**Material provided**

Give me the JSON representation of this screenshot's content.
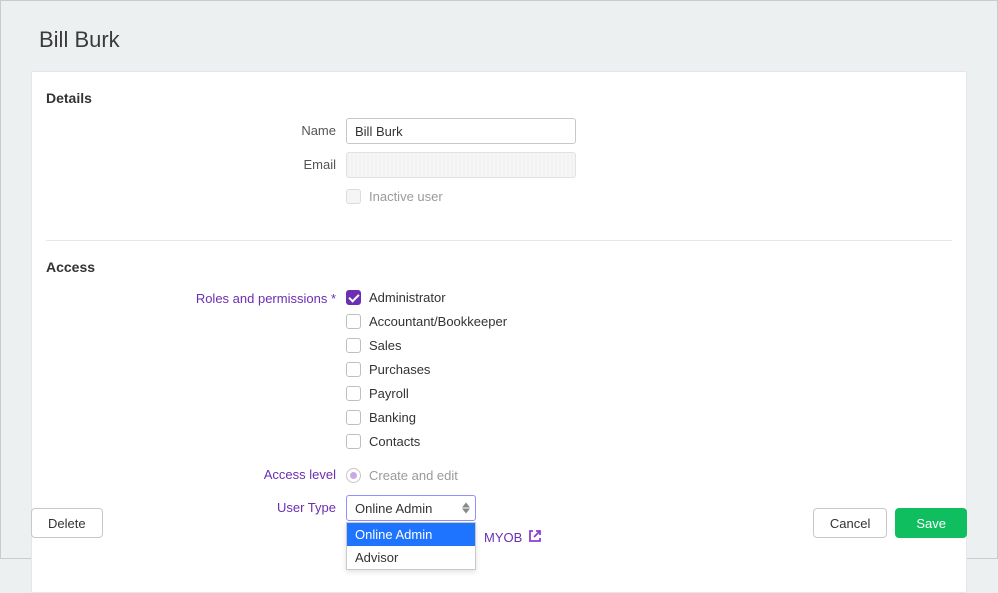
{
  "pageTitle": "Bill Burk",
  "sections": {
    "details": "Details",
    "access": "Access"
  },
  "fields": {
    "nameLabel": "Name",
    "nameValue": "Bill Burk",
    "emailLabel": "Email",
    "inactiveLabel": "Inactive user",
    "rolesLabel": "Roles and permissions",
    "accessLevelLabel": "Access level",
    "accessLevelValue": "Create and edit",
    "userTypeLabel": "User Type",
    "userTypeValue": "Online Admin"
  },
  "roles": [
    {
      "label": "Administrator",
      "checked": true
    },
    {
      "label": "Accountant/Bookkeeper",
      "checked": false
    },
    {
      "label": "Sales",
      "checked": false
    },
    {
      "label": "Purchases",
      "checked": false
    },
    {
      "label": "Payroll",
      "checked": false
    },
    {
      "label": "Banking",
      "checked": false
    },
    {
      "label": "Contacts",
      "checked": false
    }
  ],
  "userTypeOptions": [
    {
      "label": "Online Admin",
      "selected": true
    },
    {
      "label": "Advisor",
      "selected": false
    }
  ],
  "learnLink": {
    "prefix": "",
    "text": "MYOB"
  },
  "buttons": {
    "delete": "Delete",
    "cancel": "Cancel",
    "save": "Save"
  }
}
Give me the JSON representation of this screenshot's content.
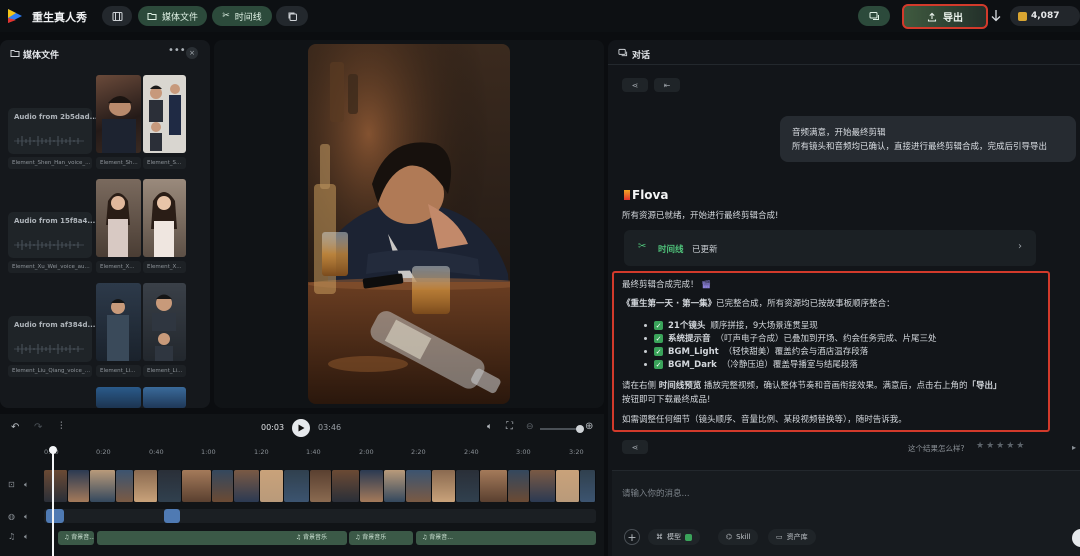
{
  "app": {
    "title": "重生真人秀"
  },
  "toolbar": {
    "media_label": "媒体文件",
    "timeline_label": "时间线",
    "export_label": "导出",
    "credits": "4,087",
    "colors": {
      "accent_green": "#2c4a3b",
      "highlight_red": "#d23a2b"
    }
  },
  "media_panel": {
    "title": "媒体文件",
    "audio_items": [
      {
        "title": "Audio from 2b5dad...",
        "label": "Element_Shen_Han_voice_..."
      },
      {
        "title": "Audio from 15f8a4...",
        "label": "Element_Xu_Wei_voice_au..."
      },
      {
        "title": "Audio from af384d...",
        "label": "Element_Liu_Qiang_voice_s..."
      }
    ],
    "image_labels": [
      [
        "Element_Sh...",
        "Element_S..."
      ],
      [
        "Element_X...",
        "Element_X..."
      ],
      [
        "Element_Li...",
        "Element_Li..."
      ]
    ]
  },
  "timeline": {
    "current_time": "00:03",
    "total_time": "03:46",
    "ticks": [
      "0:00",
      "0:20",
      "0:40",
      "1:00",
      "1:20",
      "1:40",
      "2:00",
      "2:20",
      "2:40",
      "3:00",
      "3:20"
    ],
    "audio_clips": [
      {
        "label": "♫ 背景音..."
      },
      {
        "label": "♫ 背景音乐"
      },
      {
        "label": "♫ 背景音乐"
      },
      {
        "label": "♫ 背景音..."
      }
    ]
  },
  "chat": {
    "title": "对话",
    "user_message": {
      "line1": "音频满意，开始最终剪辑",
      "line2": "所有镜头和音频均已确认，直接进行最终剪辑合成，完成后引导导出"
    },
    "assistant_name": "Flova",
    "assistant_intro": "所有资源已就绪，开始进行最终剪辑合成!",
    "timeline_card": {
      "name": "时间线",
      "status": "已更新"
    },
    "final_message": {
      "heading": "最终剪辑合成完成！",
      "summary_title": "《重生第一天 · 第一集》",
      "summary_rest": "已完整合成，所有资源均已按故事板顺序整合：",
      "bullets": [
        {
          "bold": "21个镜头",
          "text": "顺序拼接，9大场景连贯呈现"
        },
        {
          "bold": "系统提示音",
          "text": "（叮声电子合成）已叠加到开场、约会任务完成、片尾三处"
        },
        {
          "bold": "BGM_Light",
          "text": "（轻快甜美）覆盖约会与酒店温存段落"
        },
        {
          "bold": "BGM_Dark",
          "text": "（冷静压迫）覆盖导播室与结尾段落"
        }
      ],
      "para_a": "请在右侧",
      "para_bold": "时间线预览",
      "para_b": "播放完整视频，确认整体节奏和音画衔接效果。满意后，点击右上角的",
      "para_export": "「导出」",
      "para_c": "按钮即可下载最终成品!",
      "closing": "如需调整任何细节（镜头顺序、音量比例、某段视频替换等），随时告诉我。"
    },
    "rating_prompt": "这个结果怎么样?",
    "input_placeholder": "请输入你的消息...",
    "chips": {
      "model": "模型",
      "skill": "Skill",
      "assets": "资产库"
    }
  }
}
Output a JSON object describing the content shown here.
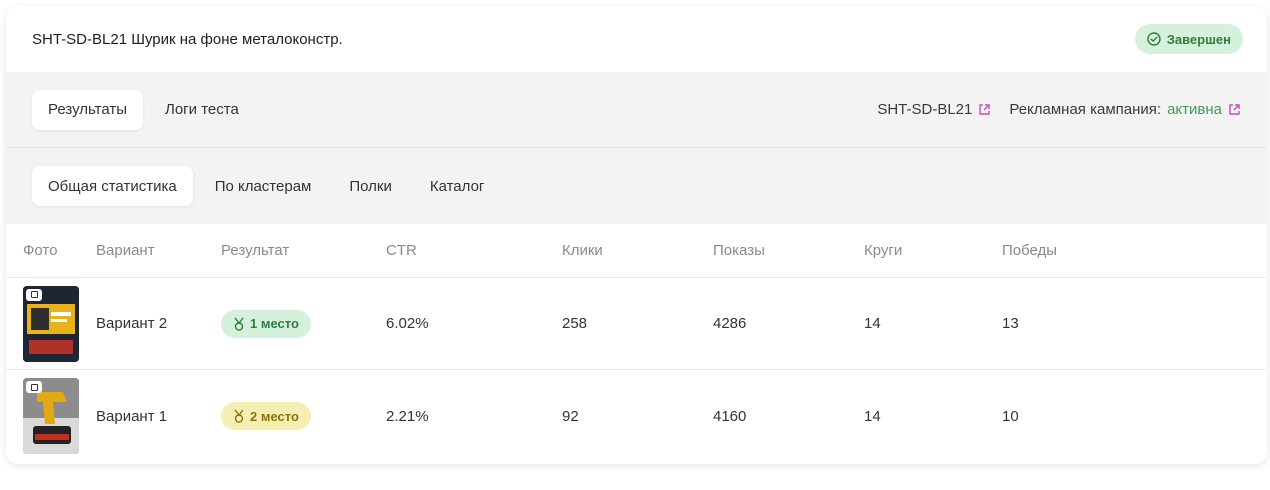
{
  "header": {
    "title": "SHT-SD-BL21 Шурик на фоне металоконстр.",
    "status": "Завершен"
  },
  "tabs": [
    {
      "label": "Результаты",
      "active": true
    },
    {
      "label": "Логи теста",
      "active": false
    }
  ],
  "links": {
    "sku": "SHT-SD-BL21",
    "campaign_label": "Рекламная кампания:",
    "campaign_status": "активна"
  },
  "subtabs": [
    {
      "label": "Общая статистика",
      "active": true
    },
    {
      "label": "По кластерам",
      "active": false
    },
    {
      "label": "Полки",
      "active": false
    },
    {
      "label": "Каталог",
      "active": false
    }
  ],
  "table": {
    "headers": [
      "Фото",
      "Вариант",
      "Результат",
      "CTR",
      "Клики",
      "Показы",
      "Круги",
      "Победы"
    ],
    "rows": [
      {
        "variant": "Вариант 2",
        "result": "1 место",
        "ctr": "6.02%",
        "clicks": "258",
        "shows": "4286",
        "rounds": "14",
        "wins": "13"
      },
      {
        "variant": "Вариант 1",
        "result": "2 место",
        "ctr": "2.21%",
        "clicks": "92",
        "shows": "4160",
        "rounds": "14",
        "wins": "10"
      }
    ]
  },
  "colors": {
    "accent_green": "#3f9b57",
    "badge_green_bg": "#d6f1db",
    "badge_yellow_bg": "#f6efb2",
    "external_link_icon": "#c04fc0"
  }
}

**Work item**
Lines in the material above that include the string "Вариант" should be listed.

**Answer for this exercise**
      "Вариант",
        "variant": "Вариант 2",
        "variant": "Вариант 1",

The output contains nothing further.